Near the very bottom of Amazon’s complicated machinery is a nearly invisible workforce over two years in the making tasked with getting those orders to your doorstep. It’s a network of supposedly self-employed, utterly expendable couriers enrolled in an app-based program which some believe may violate labor laws. That program is called Amazon Flex, and it accomplishes Amazon’s “last-mile” deliveries—the final journey from a local facility to the customer.

Source: Amazon’s Last Mile

Apple Pay Users Get Free Postmates Deliveries |

Smart move, big win for Postmates. Bundling of delivery is how many consumers will first experience on-demand service.

According to news from Mac Rumors, Apple announced the offer to its Apple Pay customers via email: “Special announcement: Just in time for the holidays, we’ve extended the Unlimited trial for customers using Apple Pay. Sign up before Nov 23rd and your subscription will be free for all of 2017. That means all orders over $20 have no delivery fee.”

Source: Apple Pay Users Get Free Postmates Deliveries |

TasyEasy Raises 21.3M in Series C – Utah Business

Question for debate in comments: Are national brands the ultimate end-game for in-home services or do local small businesses play the leading role in the long-run?

TaskEasy has performed over one million tasks in more than 10,000 cities in all 50 states. The company has established the largest network of screened and insured lawn maintenance contractors, with over 5,000 small businesses across the country performing work for TaskEasy customers.

Source: TasyEasy Raises 21.3M in Series C – Utah Business

Uber-like services in the suburbs? ‘Microtransit’ tech wants to make it happen – Curbed

The microtransit “movement” is an evolution of campus developments in corporations over the past 30 years. These locally delivered shuttle services will develop around shopping destinations and planned urban and suburban communities. Look for apartment/condo developments to add an alternative to owning a car. Keep an eye on partnering between communities, developers, and transportation network companies.

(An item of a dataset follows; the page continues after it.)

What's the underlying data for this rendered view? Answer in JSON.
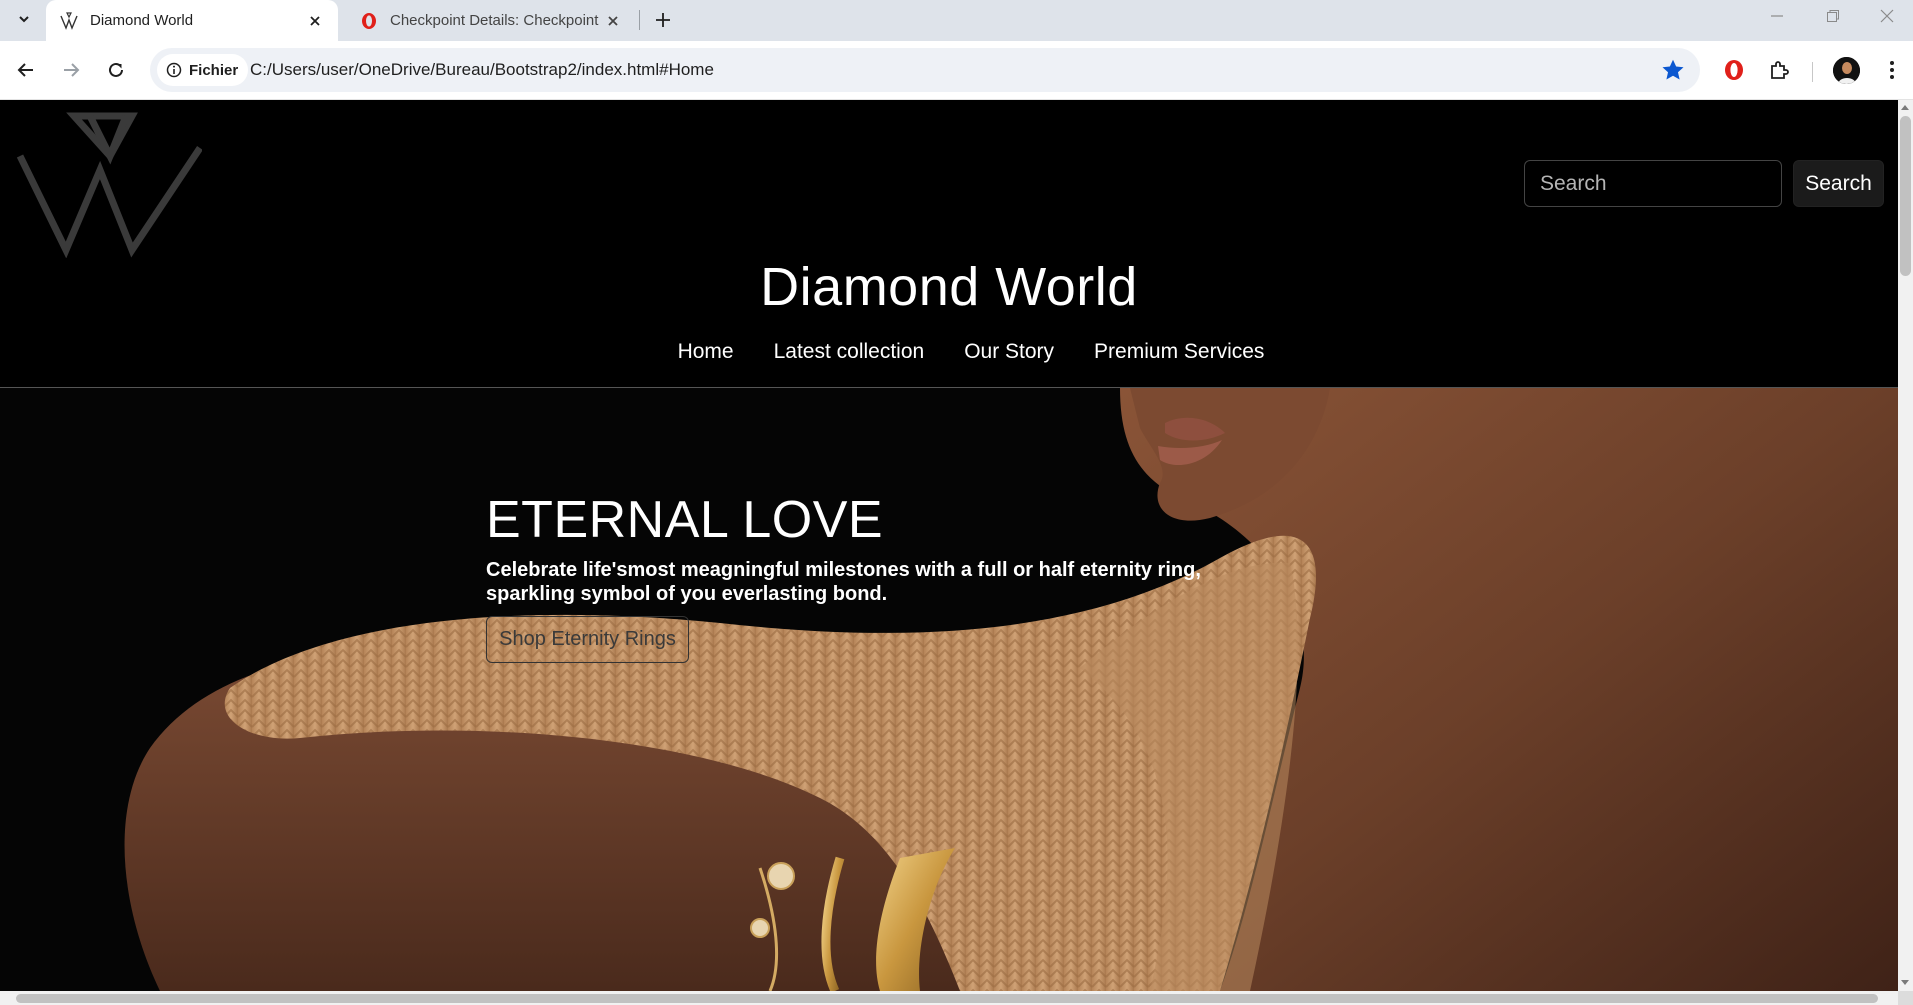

Proponents of the growing micro-transit movement see it as a means of cheaply and efficiently expanding mass transit access. These types of services, which offer on-demand transit, could become the feeder system for larger regional transport systems, ferrying riders from neighborhoods to local transit hubs. Many also see a big opportunity for these services to feature automated and electric vehicles, which would lead to more sustainable and efficient mass transit. Trials in Las Vegas and Helsinki are workin

Source: Uber-like services in the suburbs? ‘Microtransit’ tech wants to make it happen – Curbed